Give a single number in reply. It is the count of lines below that contain the string "tienen".

** The records **
┄┄┄┄┄┄┄┄┄┄┄┄┄┄┄┄┄┄┄┄

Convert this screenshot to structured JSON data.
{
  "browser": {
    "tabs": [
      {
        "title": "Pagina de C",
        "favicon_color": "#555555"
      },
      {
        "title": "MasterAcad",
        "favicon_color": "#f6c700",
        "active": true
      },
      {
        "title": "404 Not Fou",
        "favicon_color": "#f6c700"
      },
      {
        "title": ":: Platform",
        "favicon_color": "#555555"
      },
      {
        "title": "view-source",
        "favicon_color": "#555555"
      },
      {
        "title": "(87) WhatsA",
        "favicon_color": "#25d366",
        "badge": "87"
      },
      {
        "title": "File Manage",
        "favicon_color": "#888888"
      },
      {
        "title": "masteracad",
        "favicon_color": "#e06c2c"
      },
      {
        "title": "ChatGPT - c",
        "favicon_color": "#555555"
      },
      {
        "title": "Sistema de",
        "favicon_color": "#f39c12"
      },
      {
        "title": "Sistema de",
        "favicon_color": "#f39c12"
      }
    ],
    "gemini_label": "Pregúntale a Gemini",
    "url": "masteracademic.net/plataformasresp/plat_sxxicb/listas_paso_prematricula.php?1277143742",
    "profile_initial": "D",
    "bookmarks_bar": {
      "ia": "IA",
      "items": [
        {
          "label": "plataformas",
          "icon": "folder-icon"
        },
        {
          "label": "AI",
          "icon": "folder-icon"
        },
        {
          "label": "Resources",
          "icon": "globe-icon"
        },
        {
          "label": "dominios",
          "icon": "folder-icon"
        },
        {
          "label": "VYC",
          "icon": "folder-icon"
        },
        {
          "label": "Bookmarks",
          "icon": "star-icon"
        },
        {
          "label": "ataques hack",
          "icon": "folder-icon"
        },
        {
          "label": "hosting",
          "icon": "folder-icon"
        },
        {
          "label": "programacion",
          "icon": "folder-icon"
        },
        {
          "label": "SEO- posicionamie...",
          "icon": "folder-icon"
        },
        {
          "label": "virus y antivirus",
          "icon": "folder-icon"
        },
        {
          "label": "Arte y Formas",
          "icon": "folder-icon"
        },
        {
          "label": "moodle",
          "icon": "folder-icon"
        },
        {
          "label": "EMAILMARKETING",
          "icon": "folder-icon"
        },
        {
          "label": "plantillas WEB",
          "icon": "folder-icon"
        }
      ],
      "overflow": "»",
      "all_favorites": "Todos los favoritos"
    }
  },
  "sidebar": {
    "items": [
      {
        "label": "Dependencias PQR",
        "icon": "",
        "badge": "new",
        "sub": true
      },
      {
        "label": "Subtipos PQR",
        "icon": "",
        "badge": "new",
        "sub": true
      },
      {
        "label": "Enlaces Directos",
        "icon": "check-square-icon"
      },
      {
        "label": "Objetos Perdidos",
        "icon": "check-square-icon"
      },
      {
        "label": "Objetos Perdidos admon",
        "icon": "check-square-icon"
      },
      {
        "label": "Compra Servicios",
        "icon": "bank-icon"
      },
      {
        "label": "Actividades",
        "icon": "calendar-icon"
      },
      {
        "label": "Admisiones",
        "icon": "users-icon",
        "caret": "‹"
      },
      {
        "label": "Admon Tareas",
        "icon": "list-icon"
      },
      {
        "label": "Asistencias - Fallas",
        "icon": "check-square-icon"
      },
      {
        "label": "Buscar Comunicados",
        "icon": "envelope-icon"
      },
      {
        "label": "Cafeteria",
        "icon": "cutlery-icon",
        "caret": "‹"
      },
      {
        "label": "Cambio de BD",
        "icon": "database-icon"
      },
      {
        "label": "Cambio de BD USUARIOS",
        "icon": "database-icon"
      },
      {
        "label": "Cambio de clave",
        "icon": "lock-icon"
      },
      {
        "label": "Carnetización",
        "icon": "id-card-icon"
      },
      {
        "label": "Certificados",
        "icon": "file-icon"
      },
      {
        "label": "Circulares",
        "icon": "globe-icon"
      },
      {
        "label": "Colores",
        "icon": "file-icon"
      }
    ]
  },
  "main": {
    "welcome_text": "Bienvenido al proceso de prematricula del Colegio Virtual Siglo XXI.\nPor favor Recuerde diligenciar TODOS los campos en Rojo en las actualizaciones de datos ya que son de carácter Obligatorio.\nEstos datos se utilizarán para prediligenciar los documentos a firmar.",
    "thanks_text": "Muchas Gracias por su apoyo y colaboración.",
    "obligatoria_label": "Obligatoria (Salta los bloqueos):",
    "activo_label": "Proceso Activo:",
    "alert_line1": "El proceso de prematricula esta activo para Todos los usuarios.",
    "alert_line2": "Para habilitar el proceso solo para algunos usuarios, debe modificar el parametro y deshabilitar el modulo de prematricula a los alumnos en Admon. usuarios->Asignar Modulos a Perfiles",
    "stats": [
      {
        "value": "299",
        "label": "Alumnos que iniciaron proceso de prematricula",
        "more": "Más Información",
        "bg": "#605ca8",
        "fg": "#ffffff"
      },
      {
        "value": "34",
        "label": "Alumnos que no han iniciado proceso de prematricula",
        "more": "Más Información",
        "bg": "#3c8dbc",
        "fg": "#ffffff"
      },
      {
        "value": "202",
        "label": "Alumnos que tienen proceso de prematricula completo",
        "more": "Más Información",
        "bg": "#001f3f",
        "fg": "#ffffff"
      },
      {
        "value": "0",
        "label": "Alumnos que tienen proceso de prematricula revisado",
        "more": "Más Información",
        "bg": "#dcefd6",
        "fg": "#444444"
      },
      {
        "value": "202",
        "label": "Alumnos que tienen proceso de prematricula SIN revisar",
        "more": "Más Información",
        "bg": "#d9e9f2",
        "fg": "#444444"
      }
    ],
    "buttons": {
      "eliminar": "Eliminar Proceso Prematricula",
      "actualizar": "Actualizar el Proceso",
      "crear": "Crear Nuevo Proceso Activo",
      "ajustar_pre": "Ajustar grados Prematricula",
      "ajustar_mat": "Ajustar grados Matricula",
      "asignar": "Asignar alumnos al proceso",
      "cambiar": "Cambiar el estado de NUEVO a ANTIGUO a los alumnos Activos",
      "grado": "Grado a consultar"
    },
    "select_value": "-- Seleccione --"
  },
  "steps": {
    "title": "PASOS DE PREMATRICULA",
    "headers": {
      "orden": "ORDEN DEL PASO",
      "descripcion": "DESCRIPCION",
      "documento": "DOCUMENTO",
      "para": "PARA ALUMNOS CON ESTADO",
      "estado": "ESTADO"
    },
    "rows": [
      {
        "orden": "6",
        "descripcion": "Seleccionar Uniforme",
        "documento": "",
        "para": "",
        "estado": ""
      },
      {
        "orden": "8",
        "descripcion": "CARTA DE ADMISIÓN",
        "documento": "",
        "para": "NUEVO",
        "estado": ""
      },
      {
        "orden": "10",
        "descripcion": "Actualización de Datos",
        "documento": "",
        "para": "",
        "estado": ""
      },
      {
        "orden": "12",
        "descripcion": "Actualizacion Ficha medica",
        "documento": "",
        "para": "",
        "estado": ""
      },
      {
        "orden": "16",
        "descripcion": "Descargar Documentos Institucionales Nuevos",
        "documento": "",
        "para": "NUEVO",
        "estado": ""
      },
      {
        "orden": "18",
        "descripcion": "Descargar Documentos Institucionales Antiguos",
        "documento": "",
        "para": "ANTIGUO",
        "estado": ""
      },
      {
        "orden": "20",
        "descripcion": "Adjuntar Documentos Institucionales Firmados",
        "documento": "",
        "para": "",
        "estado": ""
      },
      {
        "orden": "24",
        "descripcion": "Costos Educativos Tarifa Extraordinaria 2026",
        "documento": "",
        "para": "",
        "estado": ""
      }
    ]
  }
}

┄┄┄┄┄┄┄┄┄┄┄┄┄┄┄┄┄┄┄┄

** Finished task **
3